On the evening of August 7, 1906, two detectives waited patiently outside a residence in the northern Sydney suburb of Mosman. Eventually a man appeared from the house and the detectives confronted him on the footpath. “Well, the game is up. I give you every credit for arresting me,” confessed the man as he was taken into custody.
The man was Francis George Smedley, who had been on the run for the previous six weeks. In late June, Smedley, who was employed as a messenger for the Police Court in Brisbane, had hatched a plan to steal money from the public purse. The money was taken over the course of a couple of days, as Smedley was given several large sums to take to the bank. The bank book was tampered with to appear as though the money had been deposited, but close inspection revealed the forgery, with £1400 missing (almost $200,000 today).
Smedley took flight as sketches of the wanted man ( example, above) were published in the Queensland Police Gazette, along with a detailed description: “Englishman, between 40 and 45 years of age; 5 feet 9 inches [1.7m], stout build, inclined to corpulence, about 14 stone [89kg] in weight.
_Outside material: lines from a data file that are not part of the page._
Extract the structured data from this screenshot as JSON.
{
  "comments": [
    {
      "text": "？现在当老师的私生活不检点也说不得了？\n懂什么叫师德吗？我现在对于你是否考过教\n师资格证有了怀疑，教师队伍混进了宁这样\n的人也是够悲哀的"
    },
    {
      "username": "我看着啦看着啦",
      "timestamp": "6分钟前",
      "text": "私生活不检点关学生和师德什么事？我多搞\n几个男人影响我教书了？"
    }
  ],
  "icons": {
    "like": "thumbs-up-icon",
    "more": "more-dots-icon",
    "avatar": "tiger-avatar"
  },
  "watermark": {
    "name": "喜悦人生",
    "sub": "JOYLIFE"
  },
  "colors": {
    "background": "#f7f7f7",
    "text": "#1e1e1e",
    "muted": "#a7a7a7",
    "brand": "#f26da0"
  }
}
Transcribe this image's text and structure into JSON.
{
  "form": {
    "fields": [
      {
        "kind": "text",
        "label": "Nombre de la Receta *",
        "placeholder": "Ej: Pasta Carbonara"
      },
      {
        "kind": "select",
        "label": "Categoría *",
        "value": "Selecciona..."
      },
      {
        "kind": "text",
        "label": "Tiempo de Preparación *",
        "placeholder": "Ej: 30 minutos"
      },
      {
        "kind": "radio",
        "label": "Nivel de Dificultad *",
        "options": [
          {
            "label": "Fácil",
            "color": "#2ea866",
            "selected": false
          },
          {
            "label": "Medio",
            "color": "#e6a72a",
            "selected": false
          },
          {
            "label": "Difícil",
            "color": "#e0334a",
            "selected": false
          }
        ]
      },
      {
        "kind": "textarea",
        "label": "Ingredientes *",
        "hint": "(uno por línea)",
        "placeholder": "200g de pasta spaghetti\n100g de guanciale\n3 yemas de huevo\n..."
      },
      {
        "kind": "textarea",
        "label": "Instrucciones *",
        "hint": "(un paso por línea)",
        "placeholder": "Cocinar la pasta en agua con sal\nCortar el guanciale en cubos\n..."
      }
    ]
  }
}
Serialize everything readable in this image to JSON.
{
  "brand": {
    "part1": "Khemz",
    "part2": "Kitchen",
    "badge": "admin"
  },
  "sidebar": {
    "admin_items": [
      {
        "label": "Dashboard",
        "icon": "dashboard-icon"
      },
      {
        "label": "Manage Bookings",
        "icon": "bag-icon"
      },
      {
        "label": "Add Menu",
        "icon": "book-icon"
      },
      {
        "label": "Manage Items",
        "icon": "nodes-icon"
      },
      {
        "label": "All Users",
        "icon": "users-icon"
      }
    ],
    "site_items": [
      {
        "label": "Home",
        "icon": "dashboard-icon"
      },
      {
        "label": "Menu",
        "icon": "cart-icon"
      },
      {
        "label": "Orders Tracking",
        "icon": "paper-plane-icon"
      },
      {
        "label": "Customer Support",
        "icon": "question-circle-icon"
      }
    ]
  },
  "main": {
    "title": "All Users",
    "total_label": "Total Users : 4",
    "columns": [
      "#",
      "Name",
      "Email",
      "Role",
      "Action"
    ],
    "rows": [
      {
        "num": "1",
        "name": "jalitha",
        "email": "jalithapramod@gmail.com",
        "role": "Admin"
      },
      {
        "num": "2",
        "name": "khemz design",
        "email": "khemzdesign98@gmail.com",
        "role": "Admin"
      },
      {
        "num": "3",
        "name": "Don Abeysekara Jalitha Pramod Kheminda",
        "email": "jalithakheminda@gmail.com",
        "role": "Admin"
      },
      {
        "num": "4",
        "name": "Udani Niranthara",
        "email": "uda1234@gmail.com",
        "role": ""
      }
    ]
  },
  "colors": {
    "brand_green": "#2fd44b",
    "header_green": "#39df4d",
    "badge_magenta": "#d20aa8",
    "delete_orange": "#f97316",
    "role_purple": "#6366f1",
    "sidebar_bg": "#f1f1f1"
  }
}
Walks erect, fair hair clean shaved, round full face, protruding chin with dimple, shows teeth when smiling … ” The notice ended by stating Smedley had caught a train from Wallangarra, on the Queensland border, bound for Sydney, and that he might be disguised as a priest.
After his arrest, Smedley confessed to detectives the reason for the heist: “I was receiving such a small salary and moneylenders were pressing me, and I knew if I was reported I would lose my billet.” Smedley was escorted back to Brisbane for trial. On September 26, he pleaded guilty and was sentenced to one year and 10 months’ imprisonment with hard labour.